╭─ Data records
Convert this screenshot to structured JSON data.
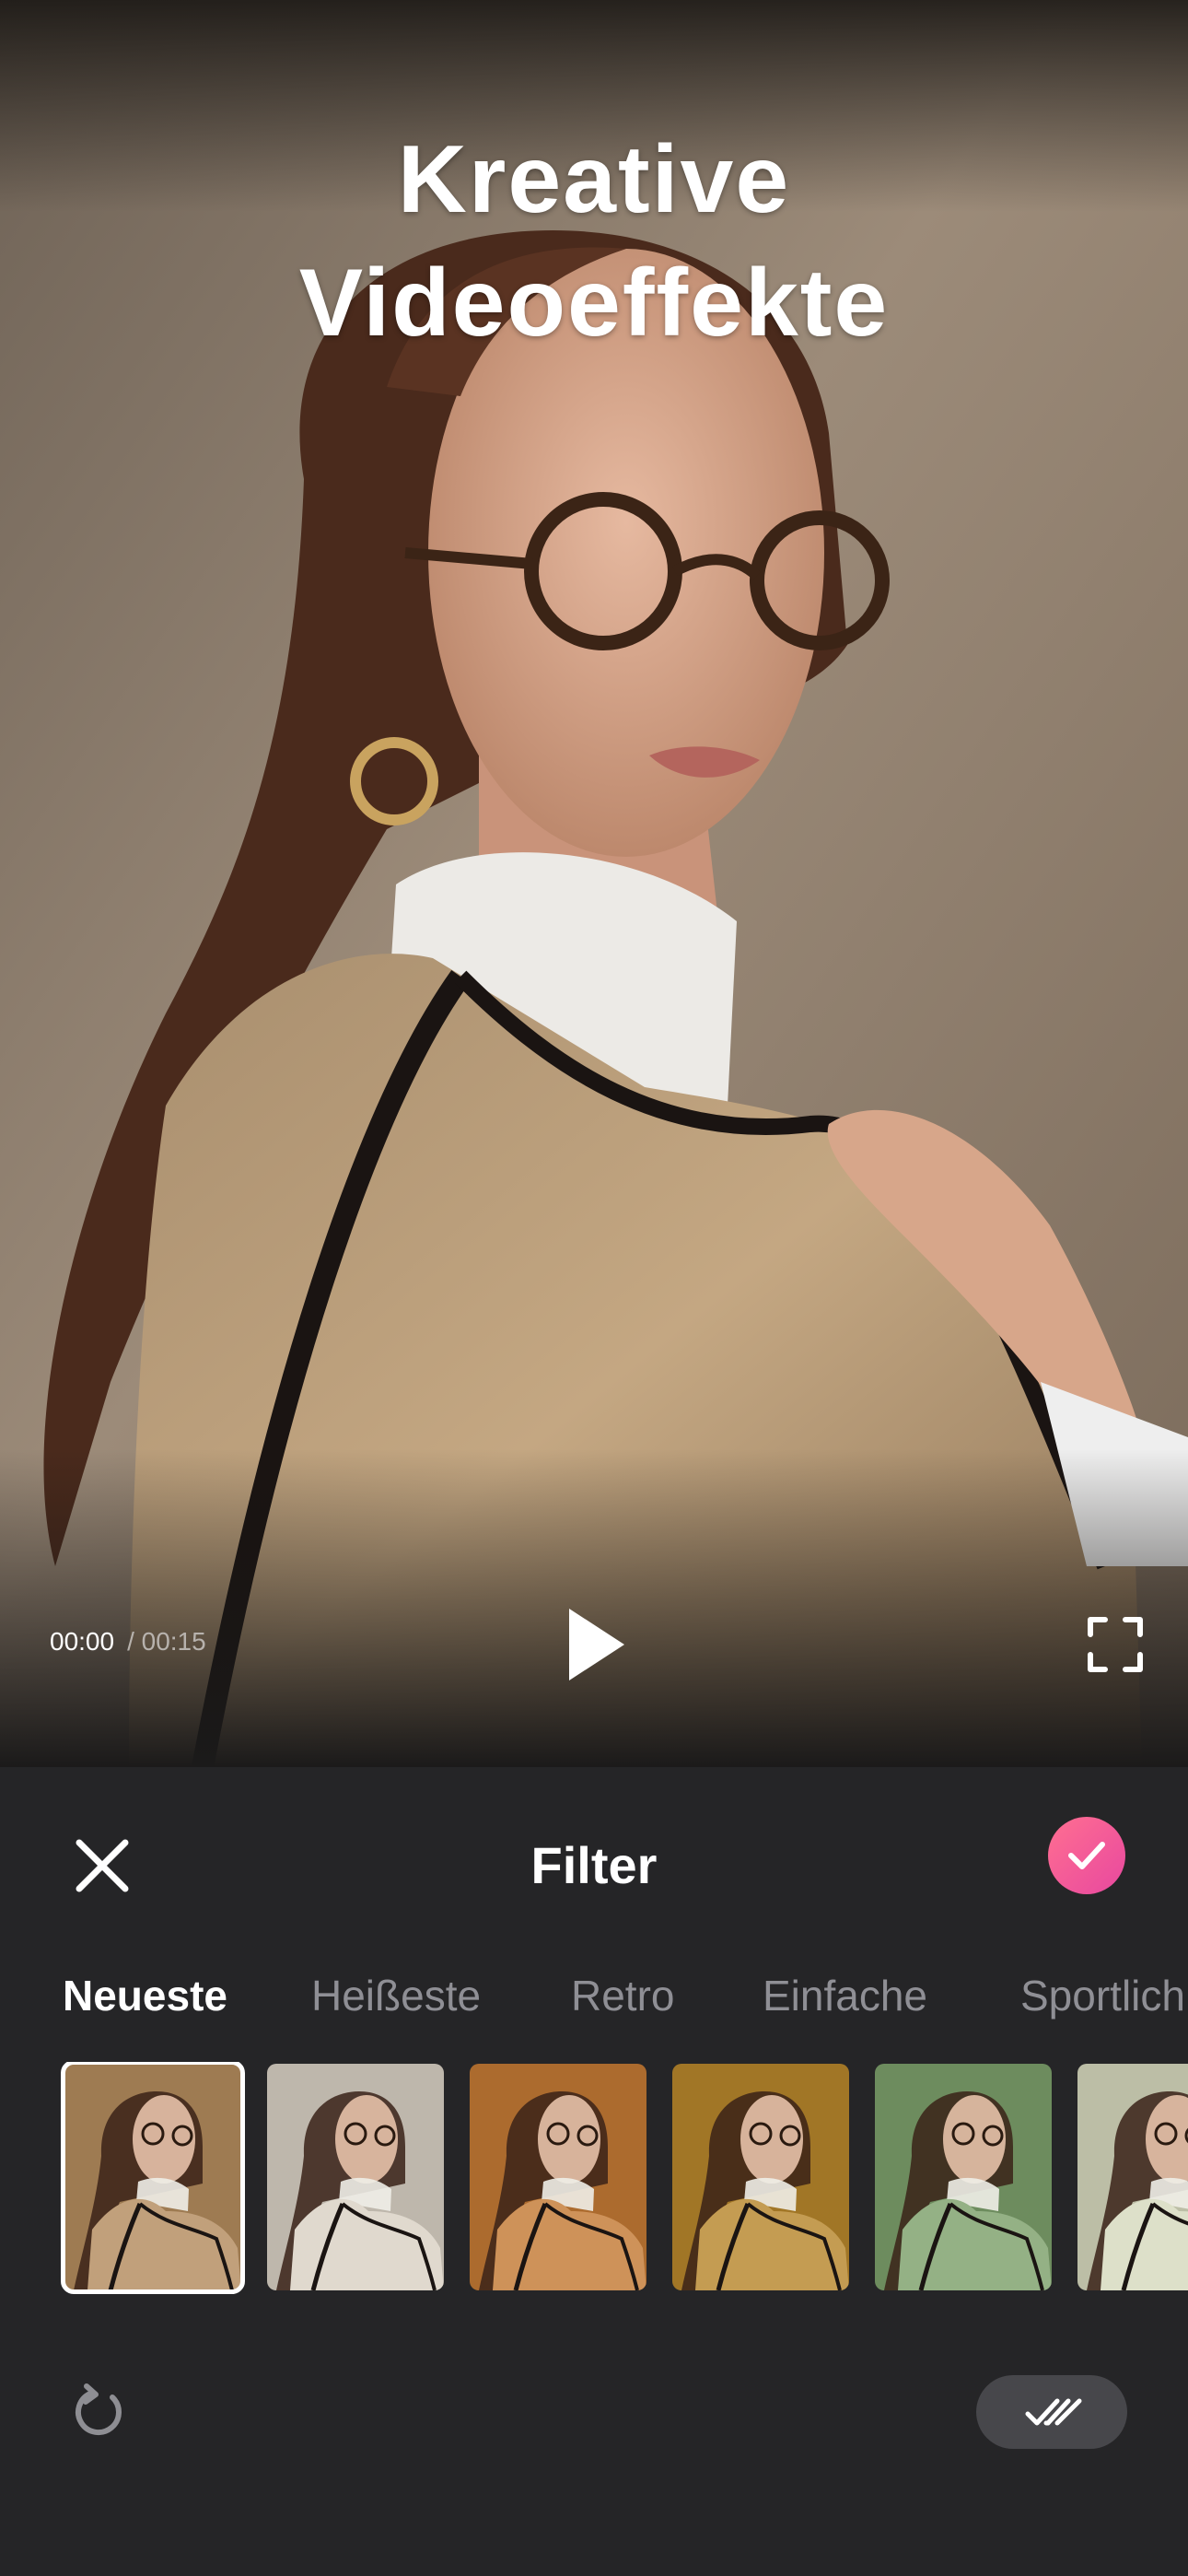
{
  "preview": {
    "headline_line1": "Kreative",
    "headline_line2": "Videoeffekte",
    "time_current": "00:00",
    "time_total": "/ 00:15"
  },
  "panel": {
    "title": "Filter",
    "tabs": [
      {
        "label": "Neueste",
        "active": true
      },
      {
        "label": "Heißeste",
        "active": false
      },
      {
        "label": "Retro",
        "active": false
      },
      {
        "label": "Einfache",
        "active": false
      },
      {
        "label": "Sportlich",
        "active": false
      }
    ],
    "thumbnails": [
      {
        "tint": "#b48c5e",
        "selected": true
      },
      {
        "tint": "#d9d1c4",
        "selected": false
      },
      {
        "tint": "#c47a35",
        "selected": false
      },
      {
        "tint": "#b8872c",
        "selected": false
      },
      {
        "tint": "#7da06b",
        "selected": false
      },
      {
        "tint": "#d6d9bd",
        "selected": false
      }
    ]
  },
  "icons": {
    "close": "close-icon",
    "confirm": "check-icon",
    "play": "play-icon",
    "fullscreen": "fullscreen-icon",
    "reset": "reset-icon",
    "apply_all": "double-check-icon"
  },
  "colors": {
    "panel_bg": "#252527",
    "accent_gradient_start": "#ff6f91",
    "accent_gradient_end": "#e8489f",
    "tab_inactive": "#8f8f95"
  }
}
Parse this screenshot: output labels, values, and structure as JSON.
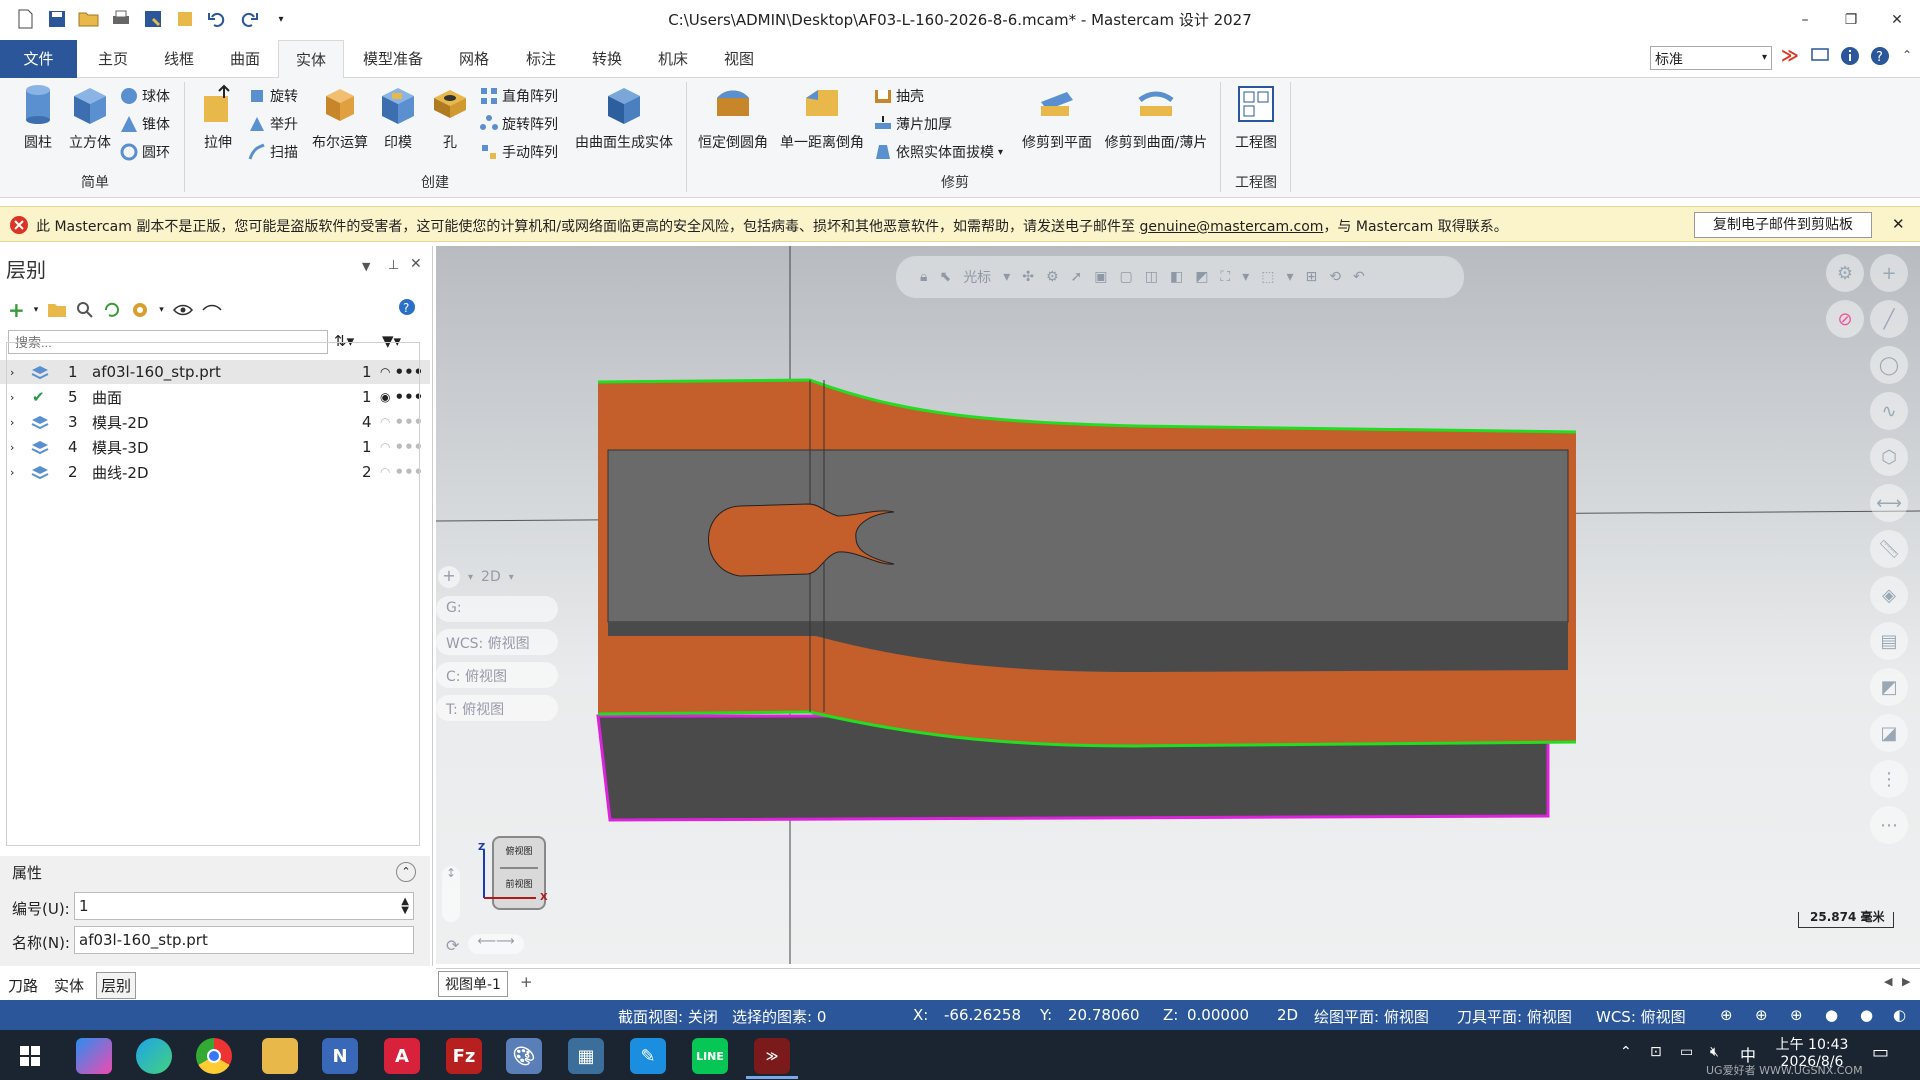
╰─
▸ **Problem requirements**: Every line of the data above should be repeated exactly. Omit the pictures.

▸ **Task result**:
Convert this screenshot to structured JSON data.
{
  "preview": {
    "headline_line1": "Kreative",
    "headline_line2": "Videoeffekte",
    "time_current": "00:00",
    "time_total": "/ 00:15"
  },
  "panel": {
    "title": "Filter",
    "tabs": [
      {
        "label": "Neueste",
        "active": true
      },
      {
        "label": "Heißeste",
        "active": false
      },
      {
        "label": "Retro",
        "active": false
      },
      {
        "label": "Einfache",
        "active": false
      },
      {
        "label": "Sportlich",
        "active": false
      }
    ],
    "thumbnails": [
      {
        "tint": "#b48c5e",
        "selected": true
      },
      {
        "tint": "#d9d1c4",
        "selected": false
      },
      {
        "tint": "#c47a35",
        "selected": false
      },
      {
        "tint": "#b8872c",
        "selected": false
      },
      {
        "tint": "#7da06b",
        "selected": false
      },
      {
        "tint": "#d6d9bd",
        "selected": false
      }
    ]
  },
  "icons": {
    "close": "close-icon",
    "confirm": "check-icon",
    "play": "play-icon",
    "fullscreen": "fullscreen-icon",
    "reset": "reset-icon",
    "apply_all": "double-check-icon"
  },
  "colors": {
    "panel_bg": "#252527",
    "accent_gradient_start": "#ff6f91",
    "accent_gradient_end": "#e8489f",
    "tab_inactive": "#8f8f95"
  }
}
Parse this screenshot: output labels, values, and structure as JSON.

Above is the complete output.